# What is expected
The required answer is a copy of each line in the entries below that includes "value".

○ ○ ○ ○

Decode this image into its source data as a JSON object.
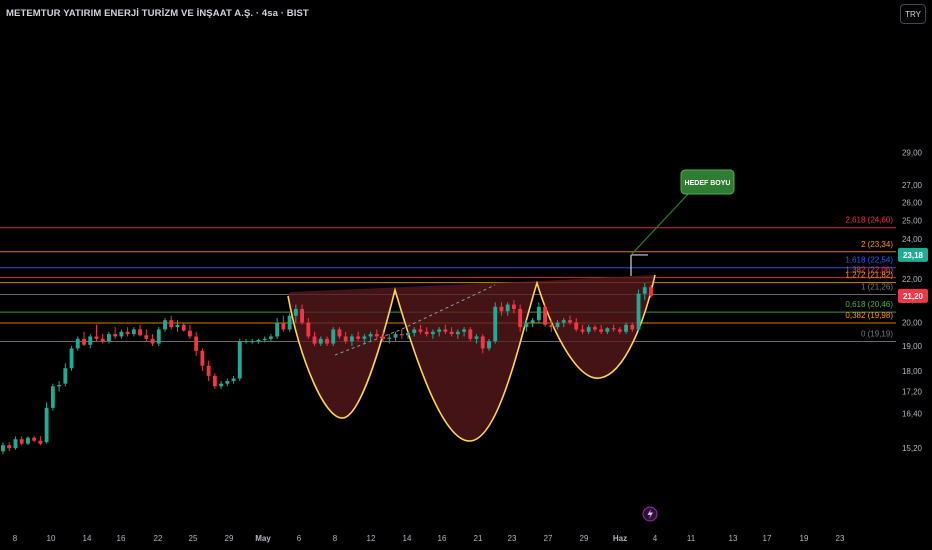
{
  "header": {
    "title": "METEMTUR YATIRIM ENERJİ TURİZM VE İNŞAAT A.Ş. · 4sa · BIST",
    "currency": "TRY"
  },
  "colors": {
    "background": "#000000",
    "up": "#22ab94",
    "down": "#f23645",
    "cup_fill": "#5a1a1e",
    "cup_stroke": "#ffd54f",
    "target_box": "#2e7d32",
    "grid_text": "#b2b5be"
  },
  "chart_data": {
    "type": "candlestick",
    "y_axis": {
      "scale": "log",
      "range": [
        14.9,
        30.3
      ],
      "ticks": [
        "15,20",
        "16,40",
        "17,20",
        "18,00",
        "19,00",
        "20,00",
        "21,00",
        "22,00",
        "24,00",
        "25,00",
        "26,00",
        "27,00",
        "29,00"
      ]
    },
    "x_axis": {
      "ticks": [
        "8",
        "10",
        "14",
        "16",
        "22",
        "25",
        "29",
        "May",
        "6",
        "8",
        "12",
        "14",
        "16",
        "21",
        "23",
        "27",
        "29",
        "Haz",
        "4",
        "11",
        "13",
        "17",
        "19",
        "23"
      ]
    },
    "price_badges": [
      {
        "label": "23,18",
        "value": 23.18,
        "color": "#22ab94"
      },
      {
        "label": "21,20",
        "value": 21.2,
        "color": "#f23645"
      }
    ],
    "fibonacci": [
      {
        "label": "2,618 (24,60)",
        "value": 24.6,
        "color": "#f23645"
      },
      {
        "label": "2 (23,34)",
        "value": 23.34,
        "color": "#ff9800"
      },
      {
        "label": "1,618 (22,54)",
        "value": 22.54,
        "color": "#2962ff"
      },
      {
        "label": "1,382 (22,06)",
        "value": 22.06,
        "color": "#f23645"
      },
      {
        "label": "1,272 (21,82)",
        "value": 21.82,
        "color": "#ff9800"
      },
      {
        "label": "1 (21,26)",
        "value": 21.26,
        "color": "#787b86"
      },
      {
        "label": "0,618 (20,46)",
        "value": 20.46,
        "color": "#4caf50"
      },
      {
        "label": "0,382 (19,98)",
        "value": 19.98,
        "color": "#ff9800"
      },
      {
        "label": "0 (19,19)",
        "value": 19.19,
        "color": "#787b86"
      }
    ],
    "annotation": {
      "label": "HEDEF BOYU"
    },
    "candles": [
      [
        15.1,
        15.4,
        15.0,
        15.3
      ],
      [
        15.3,
        15.4,
        15.1,
        15.2
      ],
      [
        15.2,
        15.6,
        15.15,
        15.5
      ],
      [
        15.5,
        15.6,
        15.3,
        15.35
      ],
      [
        15.35,
        15.6,
        15.3,
        15.55
      ],
      [
        15.55,
        15.6,
        15.4,
        15.45
      ],
      [
        15.45,
        15.6,
        15.3,
        15.35
      ],
      [
        15.4,
        16.8,
        15.35,
        16.6
      ],
      [
        16.6,
        17.5,
        16.5,
        17.4
      ],
      [
        17.4,
        17.6,
        17.2,
        17.45
      ],
      [
        17.5,
        18.3,
        17.4,
        18.1
      ],
      [
        18.1,
        19.0,
        18.0,
        18.9
      ],
      [
        18.9,
        19.4,
        18.8,
        19.3
      ],
      [
        19.3,
        19.6,
        19.0,
        19.05
      ],
      [
        19.05,
        19.5,
        18.9,
        19.4
      ],
      [
        19.4,
        19.9,
        19.2,
        19.3
      ],
      [
        19.3,
        19.5,
        19.1,
        19.2
      ],
      [
        19.2,
        19.6,
        19.1,
        19.5
      ],
      [
        19.5,
        19.8,
        19.3,
        19.4
      ],
      [
        19.4,
        19.7,
        19.3,
        19.6
      ],
      [
        19.6,
        19.8,
        19.4,
        19.5
      ],
      [
        19.5,
        19.8,
        19.4,
        19.7
      ],
      [
        19.7,
        19.9,
        19.4,
        19.45
      ],
      [
        19.45,
        19.7,
        19.2,
        19.3
      ],
      [
        19.3,
        19.5,
        19.0,
        19.1
      ],
      [
        19.1,
        19.8,
        19.0,
        19.7
      ],
      [
        19.7,
        20.2,
        19.6,
        20.1
      ],
      [
        20.1,
        20.3,
        19.7,
        19.8
      ],
      [
        19.8,
        20.1,
        19.6,
        19.9
      ],
      [
        19.9,
        20.0,
        19.6,
        19.65
      ],
      [
        19.65,
        19.9,
        19.3,
        19.4
      ],
      [
        19.4,
        19.6,
        18.6,
        18.8
      ],
      [
        18.8,
        18.9,
        18.0,
        18.2
      ],
      [
        18.2,
        18.4,
        17.6,
        17.8
      ],
      [
        17.8,
        17.9,
        17.3,
        17.4
      ],
      [
        17.4,
        17.6,
        17.3,
        17.5
      ],
      [
        17.5,
        17.7,
        17.4,
        17.6
      ],
      [
        17.6,
        17.8,
        17.5,
        17.7
      ],
      [
        17.7,
        19.3,
        17.6,
        19.2
      ],
      [
        19.2,
        19.3,
        19.1,
        19.2
      ],
      [
        19.2,
        19.3,
        19.1,
        19.2
      ],
      [
        19.2,
        19.3,
        19.1,
        19.25
      ],
      [
        19.25,
        19.4,
        19.15,
        19.3
      ],
      [
        19.3,
        19.5,
        19.2,
        19.4
      ],
      [
        19.4,
        20.2,
        19.3,
        20.0
      ],
      [
        20.0,
        20.3,
        19.6,
        19.7
      ],
      [
        19.7,
        20.4,
        19.6,
        20.3
      ],
      [
        20.3,
        20.8,
        20.0,
        20.6
      ],
      [
        20.6,
        20.8,
        19.9,
        20.0
      ],
      [
        20.0,
        20.2,
        19.3,
        19.4
      ],
      [
        19.4,
        19.6,
        19.0,
        19.1
      ],
      [
        19.1,
        19.4,
        19.0,
        19.3
      ],
      [
        19.3,
        19.4,
        19.0,
        19.1
      ],
      [
        19.1,
        19.8,
        19.0,
        19.7
      ],
      [
        19.7,
        19.8,
        19.3,
        19.4
      ],
      [
        19.4,
        19.6,
        19.1,
        19.2
      ],
      [
        19.2,
        19.5,
        19.0,
        19.4
      ],
      [
        19.4,
        19.6,
        19.2,
        19.3
      ],
      [
        19.3,
        19.5,
        19.1,
        19.4
      ],
      [
        19.4,
        19.6,
        19.2,
        19.5
      ],
      [
        19.5,
        19.7,
        19.3,
        19.4
      ],
      [
        19.4,
        19.6,
        19.2,
        19.3
      ],
      [
        19.3,
        19.5,
        19.1,
        19.35
      ],
      [
        19.35,
        19.6,
        19.2,
        19.5
      ],
      [
        19.5,
        19.7,
        19.3,
        19.45
      ],
      [
        19.45,
        19.6,
        19.3,
        19.55
      ],
      [
        19.55,
        19.8,
        19.4,
        19.7
      ],
      [
        19.7,
        19.9,
        19.5,
        19.6
      ],
      [
        19.6,
        19.8,
        19.4,
        19.5
      ],
      [
        19.5,
        19.7,
        19.3,
        19.6
      ],
      [
        19.6,
        19.8,
        19.4,
        19.7
      ],
      [
        19.7,
        19.9,
        19.5,
        19.6
      ],
      [
        19.6,
        19.8,
        19.4,
        19.5
      ],
      [
        19.5,
        19.7,
        19.3,
        19.6
      ],
      [
        19.6,
        19.8,
        19.4,
        19.7
      ],
      [
        19.7,
        19.8,
        19.2,
        19.3
      ],
      [
        19.3,
        19.5,
        19.1,
        19.4
      ],
      [
        19.4,
        19.5,
        18.7,
        18.9
      ],
      [
        18.9,
        19.3,
        18.8,
        19.2
      ],
      [
        19.2,
        20.9,
        19.1,
        20.7
      ],
      [
        20.7,
        20.9,
        20.3,
        20.5
      ],
      [
        20.5,
        20.9,
        20.3,
        20.8
      ],
      [
        20.8,
        21.0,
        20.4,
        20.6
      ],
      [
        20.6,
        20.8,
        19.6,
        19.8
      ],
      [
        19.8,
        20.1,
        19.6,
        20.0
      ],
      [
        20.0,
        20.2,
        19.8,
        20.1
      ],
      [
        20.1,
        20.9,
        20.0,
        20.7
      ],
      [
        20.7,
        20.8,
        19.8,
        19.9
      ],
      [
        19.9,
        20.1,
        19.6,
        19.8
      ],
      [
        19.8,
        20.1,
        19.7,
        20.0
      ],
      [
        20.0,
        20.2,
        19.8,
        20.1
      ],
      [
        20.1,
        20.3,
        19.9,
        20.0
      ],
      [
        20.0,
        20.2,
        19.6,
        19.7
      ],
      [
        19.7,
        19.9,
        19.5,
        19.6
      ],
      [
        19.6,
        19.9,
        19.5,
        19.8
      ],
      [
        19.8,
        19.9,
        19.6,
        19.7
      ],
      [
        19.7,
        19.9,
        19.5,
        19.6
      ],
      [
        19.6,
        19.8,
        19.5,
        19.75
      ],
      [
        19.75,
        19.9,
        19.6,
        19.7
      ],
      [
        19.7,
        19.8,
        19.5,
        19.6
      ],
      [
        19.6,
        20.0,
        19.5,
        19.9
      ],
      [
        19.9,
        20.0,
        19.6,
        19.7
      ],
      [
        19.7,
        21.5,
        19.6,
        21.3
      ],
      [
        21.3,
        21.8,
        21.0,
        21.6
      ],
      [
        21.6,
        21.7,
        21.1,
        21.2
      ]
    ]
  }
}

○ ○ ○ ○

# Reply to the task
        "value": 23.18,
        "value": 21.2,
        "value": 24.6,
        "value": 23.34,
        "value": 22.54,
        "value": 22.06,
        "value": 21.82,
        "value": 21.26,
        "value": 20.46,
        "value": 19.98,
        "value": 19.19,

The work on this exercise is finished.